You had one job, X-Files! The one thing you needed to nail -- the only thing that mattered -- was a satisfying conclusion (or extension) of their relationship. Despite the plotting missteps along the way, that arc seemed like it was finally heading somewhere, with Mulder and Scully reconsidering their difficult decision to give up their son, fearing he'd be targeted by those in the shadows. As they grew older and the world began to move on, their hearts grew heavy.
Talk about a missed opportunity.
I wish it was the only problem with the episode. I mean...
- Why bring back Skinner if you're not even going to use him?
- Fox Mulder, Mr. Conspiracy, has a phone tracking app on his desktop?
- Why would anyone actually pay attention to Tad O'Malley?
- Are we supposed to believe Scully fixed a worldwide epidemic because she's saved a single hospital? How could they mass produce her DNA in time?
- The long-awaited showdown between Mulder and The Smoking Man spends half the time with Mulder lying on the floor?
- I'm still upset Mulder and Scully barely ever talked to one another?
I just wanted Mulder and Scully to track down another weirdo like the Flukeman. The X-Files has always been at its weakest when the stakes were raised beyond the main characters because it's a show about those characters. I cared about Mulder's sister because I cared about Mulder. I cared about what happened to Scully when she was kidnapped because I cared about Scully.
Everything else? Eh.
I suspect The X-Files will be back (again) in a few years with some episodes that try to bring actual closure. We don't know who's piloting the UFO that showed up in the final seconds, but given Scully musing about their son, it seems likely said child has been keeping tabs on them. Plus, a UFO in plain sight flips the show's mantra on its head; the truth really is out there and everyone can see it.
It's hard to imagine the episodes would focus on anything but wrapping up the remaining loose ends of the series' mythology, and that's a depressing thought.
Is there a way we can pretend none of this happened and just lock Mulder and Scully in a basement again to track down a bunch of weirdos? Who cares what was supposed to happen in 2012? Who cares what The Cigarette Man is up to?

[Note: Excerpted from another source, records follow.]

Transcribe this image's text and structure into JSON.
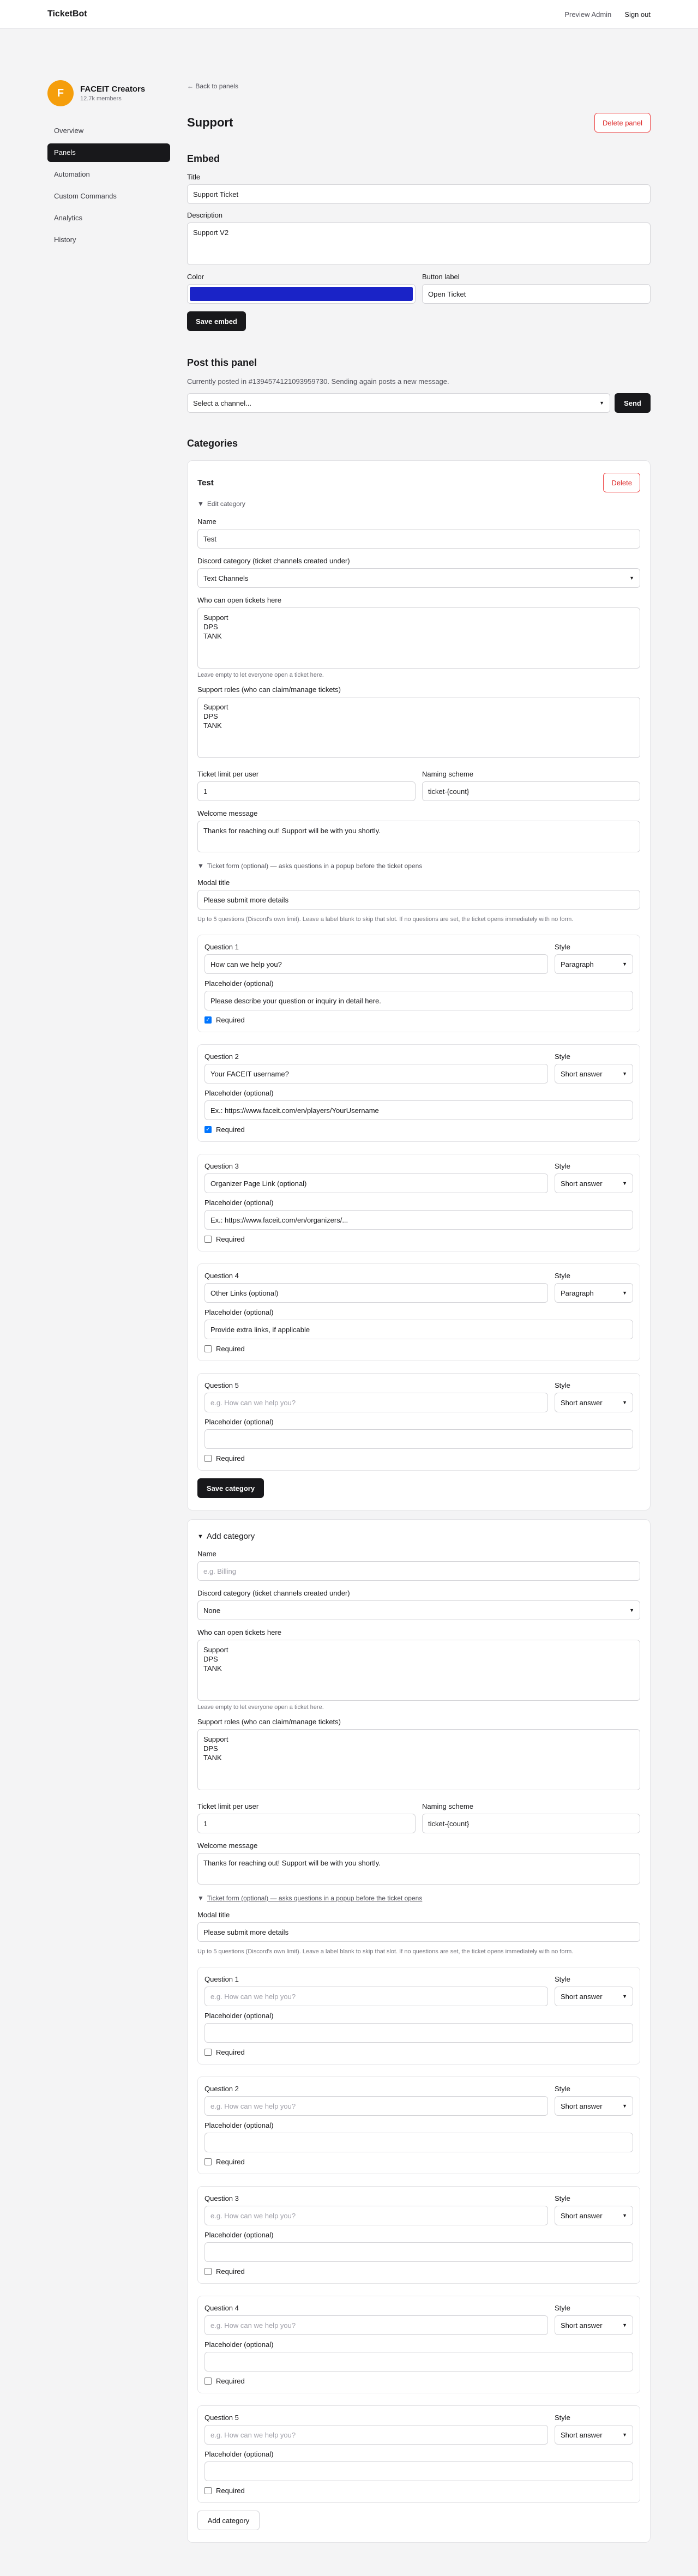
{
  "topbar": {
    "brand": "TicketBot",
    "preview": "Preview Admin",
    "signout": "Sign out"
  },
  "guild": {
    "initial": "F",
    "name": "FACEIT Creators",
    "members": "12.7k members"
  },
  "nav": [
    "Overview",
    "Panels",
    "Automation",
    "Custom Commands",
    "Analytics",
    "History"
  ],
  "back": "← Back to panels",
  "page_title": "Support",
  "delete_panel": "Delete panel",
  "embed": {
    "heading": "Embed",
    "title_label": "Title",
    "title_value": "Support Ticket",
    "desc_label": "Description",
    "desc_value": "Support V2",
    "color_label": "Color",
    "color_value": "#1a23c7",
    "button_label": "Button label",
    "button_value": "Open Ticket",
    "save": "Save embed"
  },
  "post": {
    "heading": "Post this panel",
    "info": "Currently posted in #1394574121093959730. Sending again posts a new message.",
    "select": "Select a channel...",
    "send": "Send"
  },
  "categories_heading": "Categories",
  "cat": {
    "name": "Test",
    "delete": "Delete",
    "edit": "Edit category",
    "name_label": "Name",
    "name_value": "Test",
    "disc_label": "Discord category (ticket channels created under)",
    "disc_value": "Text Channels",
    "who_label": "Who can open tickets here",
    "who_value": "Support\nDPS\nTANK",
    "who_hint": "Leave empty to let everyone open a ticket here.",
    "roles_label": "Support roles (who can claim/manage tickets)",
    "roles_value": "Support\nDPS\nTANK",
    "limit_label": "Ticket limit per user",
    "limit_value": "1",
    "naming_label": "Naming scheme",
    "naming_value": "ticket-{count}",
    "welcome_label": "Welcome message",
    "welcome_value": "Thanks for reaching out! Support will be with you shortly.",
    "form_summary": "Ticket form (optional) — asks questions in a popup before the ticket opens",
    "modal_label": "Modal title",
    "modal_value": "Please submit more details",
    "form_hint": "Up to 5 questions (Discord's own limit). Leave a label blank to skip that slot. If no questions are set, the ticket opens immediately with no form.",
    "questions": [
      {
        "label": "Question 1",
        "value": "How can we help you?",
        "placeholder": "Please describe your question or inquiry in detail here.",
        "style": "Paragraph",
        "required": true
      },
      {
        "label": "Question 2",
        "value": "Your FACEIT username?",
        "placeholder": "Ex.: https://www.faceit.com/en/players/YourUsername",
        "style": "Short answer",
        "required": true
      },
      {
        "label": "Question 3",
        "value": "Organizer Page Link (optional)",
        "placeholder": "Ex.: https://www.faceit.com/en/organizers/...",
        "style": "Short answer",
        "required": false
      },
      {
        "label": "Question 4",
        "value": "Other Links (optional)",
        "placeholder": "Provide extra links, if applicable",
        "style": "Paragraph",
        "required": false
      },
      {
        "label": "Question 5",
        "value": "",
        "placeholder": "",
        "style": "Short answer",
        "required": false
      }
    ],
    "q_hint": "e.g. How can we help you?",
    "style_label": "Style",
    "ph_label": "Placeholder (optional)",
    "required_label": "Required",
    "save": "Save category"
  },
  "add": {
    "heading": "Add category",
    "name_label": "Name",
    "name_ph": "e.g. Billing",
    "disc_label": "Discord category (ticket channels created under)",
    "disc_value": "None",
    "who_label": "Who can open tickets here",
    "who_value": "Support\nDPS\nTANK",
    "who_hint": "Leave empty to let everyone open a ticket here.",
    "roles_label": "Support roles (who can claim/manage tickets)",
    "roles_value": "Support\nDPS\nTANK",
    "limit_label": "Ticket limit per user",
    "limit_value": "1",
    "naming_label": "Naming scheme",
    "naming_value": "ticket-{count}",
    "welcome_label": "Welcome message",
    "welcome_value": "Thanks for reaching out! Support will be with you shortly.",
    "form_summary": "Ticket form (optional) — asks questions in a popup before the ticket opens",
    "modal_label": "Modal title",
    "modal_value": "Please submit more details",
    "form_hint": "Up to 5 questions (Discord's own limit). Leave a label blank to skip that slot. If no questions are set, the ticket opens immediately with no form.",
    "q_ph": "e.g. How can we help you?",
    "style_value": "Short answer",
    "questions": [
      "Question 1",
      "Question 2",
      "Question 3",
      "Question 4",
      "Question 5"
    ],
    "submit": "Add category"
  },
  "colors": {
    "accent": "#18181b",
    "danger": "#dc2626",
    "checkbox": "#0075ff",
    "avatar": "#f59e0b"
  }
}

There's no use saying I won't watch future episodes. I will, of course, because I am weak. In an ideal world, Carter would step back from his creation and let other people step in. That seems unlikely. Carter started this train, and he's going to end this train. One way or the other, we're going to the last stop.